The controversy lies in which foods we should be getting these fats from. As omega 3 is an essential fatty acid, it has to be supplied through our food as our bodies cannot make it. But it’s not simply a case of eating foods that contain omega 3 as there are different forms and it is now generally accepted that plant sources of omega 3 are not very useful after all. Plant sources are cheap and are therefore put in to the types of products I mentioned above. But plant sources need to go through a conversion process before they can be used by the body and increasingly it is being found that human beings, unlike other mammals, are not very good at making this conversion happen. In order to get a good dose of omega 3 in a form our bodies can use, we have to get it from animal sources, namely oily fish. Salmon, fresh tuna, mackerel, sardines, herring, anchovies are all great sources. Ideally we should be eating at least 3 portions of oily fish a week to get enough omega 3. I have yet to meet anyone who is doing this, and by the way, tinned tuna does not count as the healthy fats are removed.
So, I strongly recommend a really good quality fish oil, not cod liver oil, to all of my clients. Everyone, from children to OAPs will benefit hugely from a fish oil supplement. Look out for the levels of EPA and DHA in supplements of fish oils. These are the 2 active ingredients that provide all the good stuff. So it’s not about how many milligrams of fish oil per capsule, it’s about how much EPA and DHA they contain and you generally get what you pay for.
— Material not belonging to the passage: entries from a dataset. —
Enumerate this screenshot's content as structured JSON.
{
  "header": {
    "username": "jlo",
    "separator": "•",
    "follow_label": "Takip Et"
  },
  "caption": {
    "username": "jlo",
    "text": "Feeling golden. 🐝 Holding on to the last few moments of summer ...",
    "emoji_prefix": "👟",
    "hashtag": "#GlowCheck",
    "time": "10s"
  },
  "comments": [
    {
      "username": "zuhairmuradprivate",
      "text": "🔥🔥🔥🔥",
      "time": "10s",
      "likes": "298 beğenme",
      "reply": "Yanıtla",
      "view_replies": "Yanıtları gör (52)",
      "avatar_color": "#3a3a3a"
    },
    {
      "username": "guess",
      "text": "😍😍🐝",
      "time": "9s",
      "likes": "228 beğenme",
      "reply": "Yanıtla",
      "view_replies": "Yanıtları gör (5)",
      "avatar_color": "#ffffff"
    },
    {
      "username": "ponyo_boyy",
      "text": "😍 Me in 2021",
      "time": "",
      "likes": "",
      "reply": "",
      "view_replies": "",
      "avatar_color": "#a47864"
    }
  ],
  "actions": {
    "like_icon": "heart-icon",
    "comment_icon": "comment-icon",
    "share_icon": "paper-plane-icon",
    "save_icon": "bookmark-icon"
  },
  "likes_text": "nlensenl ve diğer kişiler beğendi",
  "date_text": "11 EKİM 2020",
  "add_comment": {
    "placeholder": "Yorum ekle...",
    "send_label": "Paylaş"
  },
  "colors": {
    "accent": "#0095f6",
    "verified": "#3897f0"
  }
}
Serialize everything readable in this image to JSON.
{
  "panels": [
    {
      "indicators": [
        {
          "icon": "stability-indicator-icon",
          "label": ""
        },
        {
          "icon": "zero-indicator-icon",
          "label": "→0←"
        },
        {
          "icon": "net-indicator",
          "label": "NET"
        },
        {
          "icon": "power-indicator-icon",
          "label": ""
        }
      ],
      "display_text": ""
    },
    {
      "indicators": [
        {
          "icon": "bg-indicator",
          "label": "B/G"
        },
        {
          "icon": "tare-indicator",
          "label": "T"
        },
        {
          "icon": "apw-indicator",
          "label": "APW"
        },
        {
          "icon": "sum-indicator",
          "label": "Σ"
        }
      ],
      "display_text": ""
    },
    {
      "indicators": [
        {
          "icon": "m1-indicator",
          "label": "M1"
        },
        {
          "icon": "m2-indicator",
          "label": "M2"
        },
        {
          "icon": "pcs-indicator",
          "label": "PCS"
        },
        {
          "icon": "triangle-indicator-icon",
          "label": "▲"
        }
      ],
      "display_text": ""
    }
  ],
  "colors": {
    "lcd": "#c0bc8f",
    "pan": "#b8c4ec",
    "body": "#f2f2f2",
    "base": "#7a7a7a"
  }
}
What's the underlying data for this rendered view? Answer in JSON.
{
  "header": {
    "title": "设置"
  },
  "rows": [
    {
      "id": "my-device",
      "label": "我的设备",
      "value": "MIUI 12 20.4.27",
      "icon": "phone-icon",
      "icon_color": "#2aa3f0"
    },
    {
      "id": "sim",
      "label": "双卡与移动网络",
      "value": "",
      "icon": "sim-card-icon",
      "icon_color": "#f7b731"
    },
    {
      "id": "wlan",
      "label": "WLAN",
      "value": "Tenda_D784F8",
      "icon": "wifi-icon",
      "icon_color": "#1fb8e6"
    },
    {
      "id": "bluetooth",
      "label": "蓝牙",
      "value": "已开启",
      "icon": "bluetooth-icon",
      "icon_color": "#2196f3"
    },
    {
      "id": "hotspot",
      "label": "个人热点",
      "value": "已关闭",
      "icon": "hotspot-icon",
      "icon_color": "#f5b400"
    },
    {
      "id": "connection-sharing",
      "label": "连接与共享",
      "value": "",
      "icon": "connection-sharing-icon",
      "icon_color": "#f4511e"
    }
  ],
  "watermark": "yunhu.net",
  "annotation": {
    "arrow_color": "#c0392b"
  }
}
Also, don’t be tempted by omega supplements that contain omega 6 & 9 as well as 3, simply go for the omega 3 only – I’ll explain why in a later blog.
If you would like more advice on what to buy and where to get a good quality fish oils, let me know by filling in the comment box below.